The Death of Falling in Reverse
Written from the mother's point of view, in the form of advice, the audience feels the warmth and approachability of southern dialect. Immediately, an impression of a middle-aged women battered by life's struggles, with no formal education, but plenty of life experiences, is conjured up. Informal language is cleverly used to visually sketch a trustworthy motherly figure who has valuable advice to offer.
Informal language is not the only device Langston Hughes uses to craft vivid imagery to support the theme. Symbols like "tacks" illustrate the sharpness and discomfort of life's obstacles. Basically, the obstacles that tack down and depress an individual, consequently preventing him from advancing in life. Splinters represent the inflammatory pain and the difficulties in removing and overcoming this pain in life. Even the metaphor of life being compared to stairs symbolizes the exhaustive uphill climb in life. In contrast, the crystal stair represents clarity and perfection, a life that the mother makes clearly obvious was not given to her.

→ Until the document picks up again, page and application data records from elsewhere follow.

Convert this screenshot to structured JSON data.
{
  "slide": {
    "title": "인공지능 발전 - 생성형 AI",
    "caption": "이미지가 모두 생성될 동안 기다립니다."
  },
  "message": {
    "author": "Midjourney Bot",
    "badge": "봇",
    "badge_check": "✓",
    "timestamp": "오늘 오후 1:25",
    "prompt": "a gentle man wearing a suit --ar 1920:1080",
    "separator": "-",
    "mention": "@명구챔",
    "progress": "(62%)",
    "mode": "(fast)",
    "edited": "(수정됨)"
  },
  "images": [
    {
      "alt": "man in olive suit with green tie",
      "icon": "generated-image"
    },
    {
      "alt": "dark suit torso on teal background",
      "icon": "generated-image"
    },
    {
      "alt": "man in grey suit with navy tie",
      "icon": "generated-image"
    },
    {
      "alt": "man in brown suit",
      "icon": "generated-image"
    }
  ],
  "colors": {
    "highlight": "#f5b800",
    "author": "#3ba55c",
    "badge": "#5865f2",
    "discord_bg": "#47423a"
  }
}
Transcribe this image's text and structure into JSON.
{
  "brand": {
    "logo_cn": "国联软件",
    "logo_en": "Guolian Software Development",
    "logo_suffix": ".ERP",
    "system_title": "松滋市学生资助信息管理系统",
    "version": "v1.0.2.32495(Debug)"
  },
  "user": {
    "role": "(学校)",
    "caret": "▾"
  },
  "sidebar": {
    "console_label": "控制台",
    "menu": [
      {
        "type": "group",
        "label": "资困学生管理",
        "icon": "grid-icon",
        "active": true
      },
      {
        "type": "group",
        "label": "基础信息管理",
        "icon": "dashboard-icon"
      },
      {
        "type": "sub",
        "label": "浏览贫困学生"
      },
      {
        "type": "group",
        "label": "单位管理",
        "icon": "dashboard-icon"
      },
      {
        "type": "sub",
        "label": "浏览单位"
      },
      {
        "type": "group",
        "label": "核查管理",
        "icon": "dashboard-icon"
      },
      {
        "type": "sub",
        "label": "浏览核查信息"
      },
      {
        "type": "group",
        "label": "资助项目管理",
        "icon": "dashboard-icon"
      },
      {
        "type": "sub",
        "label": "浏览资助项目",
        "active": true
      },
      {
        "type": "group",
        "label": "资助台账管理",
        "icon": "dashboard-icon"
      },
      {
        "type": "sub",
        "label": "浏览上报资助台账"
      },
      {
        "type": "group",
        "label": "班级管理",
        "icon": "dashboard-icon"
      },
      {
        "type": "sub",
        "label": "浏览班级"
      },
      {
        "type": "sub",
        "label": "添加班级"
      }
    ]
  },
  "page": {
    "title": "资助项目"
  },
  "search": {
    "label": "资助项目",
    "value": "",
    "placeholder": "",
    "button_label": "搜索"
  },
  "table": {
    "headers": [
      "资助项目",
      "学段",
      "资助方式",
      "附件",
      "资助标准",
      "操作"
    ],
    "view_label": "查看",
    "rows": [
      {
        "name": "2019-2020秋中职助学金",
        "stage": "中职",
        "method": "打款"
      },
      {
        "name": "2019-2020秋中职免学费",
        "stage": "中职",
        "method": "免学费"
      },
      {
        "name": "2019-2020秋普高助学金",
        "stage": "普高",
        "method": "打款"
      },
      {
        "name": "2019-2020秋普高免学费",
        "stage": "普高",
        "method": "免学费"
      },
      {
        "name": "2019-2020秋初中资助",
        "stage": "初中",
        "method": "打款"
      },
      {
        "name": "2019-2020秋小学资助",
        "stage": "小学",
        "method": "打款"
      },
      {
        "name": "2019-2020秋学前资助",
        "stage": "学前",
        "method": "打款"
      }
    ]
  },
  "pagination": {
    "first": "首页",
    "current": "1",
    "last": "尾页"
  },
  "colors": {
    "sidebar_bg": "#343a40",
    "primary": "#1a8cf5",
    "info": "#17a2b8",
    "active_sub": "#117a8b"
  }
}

Moreover, repetition adds to the imagery of the poem and helps support the theme. "Tell", "ain't", "crystal stair", "tacks", "splinters", "torn", "places", "carpet", "time", "peace", "climb", "corners", "steps": the constant repetition of p's, t's,and s's render the reader completely breathless imitating the exhaustive uphill